21 MoneySENSE has also incorporated a life-cycle approach into our financial education programme. The integrated ad campaign, “I Save and Invest for Our Future”, encouraged Singaporeans to take a life-cycle approach to investing, and highlighted the benefits of saving and investing from young. The seven-month-long campaign which ran from August 2015 to February 2016 also covered product education on simple, low-cost investment products such as Singapore Savings Bonds, retail corporate bonds, and exchange-traded funds.
22 The campaign was complemented by a series of articles in The Sunday Times. Launched at the start of this year, the “Save and Invest Portfolio Series” is a collaboration between MoneySENSE, SGX, and CFA Society which features simulated savings and investment portfolios of three Singaporean individuals and families at different life stages. Building on the success of this initiative, we are currently exploring another series of articles that will feature case studies of common consumer disputes with financial institutions. This will highlight things consumers should watch out for when purchasing a financial product.

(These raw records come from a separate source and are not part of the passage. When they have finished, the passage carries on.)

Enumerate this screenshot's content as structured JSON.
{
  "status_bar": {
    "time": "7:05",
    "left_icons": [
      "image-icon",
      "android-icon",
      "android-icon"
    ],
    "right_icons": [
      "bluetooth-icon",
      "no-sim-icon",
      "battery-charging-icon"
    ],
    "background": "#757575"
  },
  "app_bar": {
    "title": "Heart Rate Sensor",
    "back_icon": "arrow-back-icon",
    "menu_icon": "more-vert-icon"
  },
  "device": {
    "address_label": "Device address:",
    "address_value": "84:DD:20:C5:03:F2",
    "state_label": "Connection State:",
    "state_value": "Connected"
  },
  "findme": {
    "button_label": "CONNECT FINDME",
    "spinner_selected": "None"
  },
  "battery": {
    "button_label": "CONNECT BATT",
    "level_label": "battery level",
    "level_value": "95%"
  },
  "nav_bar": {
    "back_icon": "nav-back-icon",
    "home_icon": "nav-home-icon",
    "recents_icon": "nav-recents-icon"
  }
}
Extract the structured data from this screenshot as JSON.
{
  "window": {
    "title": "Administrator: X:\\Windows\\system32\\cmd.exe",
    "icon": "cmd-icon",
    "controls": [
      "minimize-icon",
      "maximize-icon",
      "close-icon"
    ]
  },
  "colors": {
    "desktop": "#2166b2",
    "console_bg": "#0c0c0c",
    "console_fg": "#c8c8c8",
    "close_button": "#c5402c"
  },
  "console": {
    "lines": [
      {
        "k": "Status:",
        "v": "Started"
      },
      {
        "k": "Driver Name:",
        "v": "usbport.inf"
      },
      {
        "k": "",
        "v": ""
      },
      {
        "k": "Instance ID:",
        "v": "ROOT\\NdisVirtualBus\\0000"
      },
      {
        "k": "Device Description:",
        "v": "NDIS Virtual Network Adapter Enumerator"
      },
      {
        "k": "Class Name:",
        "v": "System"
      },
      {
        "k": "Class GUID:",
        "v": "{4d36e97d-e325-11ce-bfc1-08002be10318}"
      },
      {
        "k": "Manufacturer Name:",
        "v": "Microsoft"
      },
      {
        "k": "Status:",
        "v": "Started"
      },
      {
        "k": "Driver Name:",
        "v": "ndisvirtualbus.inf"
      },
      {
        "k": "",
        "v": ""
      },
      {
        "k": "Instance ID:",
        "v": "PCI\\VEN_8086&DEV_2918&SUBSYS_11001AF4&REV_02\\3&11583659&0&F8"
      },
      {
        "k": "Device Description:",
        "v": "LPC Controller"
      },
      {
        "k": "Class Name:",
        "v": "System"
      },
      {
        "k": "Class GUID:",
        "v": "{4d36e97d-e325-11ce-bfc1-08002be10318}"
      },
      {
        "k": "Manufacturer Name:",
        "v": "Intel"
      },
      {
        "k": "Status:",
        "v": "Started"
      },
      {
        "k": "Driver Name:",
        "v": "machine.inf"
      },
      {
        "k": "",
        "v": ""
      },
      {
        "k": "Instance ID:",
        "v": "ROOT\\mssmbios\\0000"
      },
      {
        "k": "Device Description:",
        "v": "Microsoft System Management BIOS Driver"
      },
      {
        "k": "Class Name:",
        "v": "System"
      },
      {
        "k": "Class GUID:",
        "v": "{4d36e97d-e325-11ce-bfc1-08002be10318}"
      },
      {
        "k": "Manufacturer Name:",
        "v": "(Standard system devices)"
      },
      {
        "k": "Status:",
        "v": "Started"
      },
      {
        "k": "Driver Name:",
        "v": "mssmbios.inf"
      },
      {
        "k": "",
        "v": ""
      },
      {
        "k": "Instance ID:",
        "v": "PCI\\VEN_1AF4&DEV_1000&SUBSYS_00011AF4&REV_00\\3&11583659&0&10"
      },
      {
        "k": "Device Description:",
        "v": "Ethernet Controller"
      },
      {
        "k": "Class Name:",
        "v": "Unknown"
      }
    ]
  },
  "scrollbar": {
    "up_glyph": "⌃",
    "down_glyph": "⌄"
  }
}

23 The financial services industry stands to benefit from more financially literate consumers. Greater participation from more informed consumers will increase demand for financial products, build competitiveness, and promote market transparency. A useful starting point for consumers is the MoneySENSE website, where they can get tips on a wide range of personal finance topics including key questions they should ask their advisers.
24 To sum up, raising standards in the FA industry requires a balance between regulation, active industry initiative, and consumer responsibility. We have achieved much over the years but more can be done.
25 The road ahead may appear challenging but it is also a time of opportunity. Singaporeans are becoming more affluent. Coupled with an increasing awareness of the importance of financial planning, demand for FA services is set to rise. To seize the opportunities that lie ahead, advisers should adopt a long-term view and upgrade their knowledge and skills. FA firms should also promote the right corporate culture that put the interests of their customers first. To build and maintain trust and confidence among consumers, raising the bar of FA services has to be a continuous and sustained effort.
26 MAS has collaborated with AFA over the years in various regulatory reviews including FAIR. We look forward to partnering AFA in consumer education initiatives and receiving AFA’s constructive views on future regulatory reviews.
27 I wish you a fruitful conference ahead. Thank you.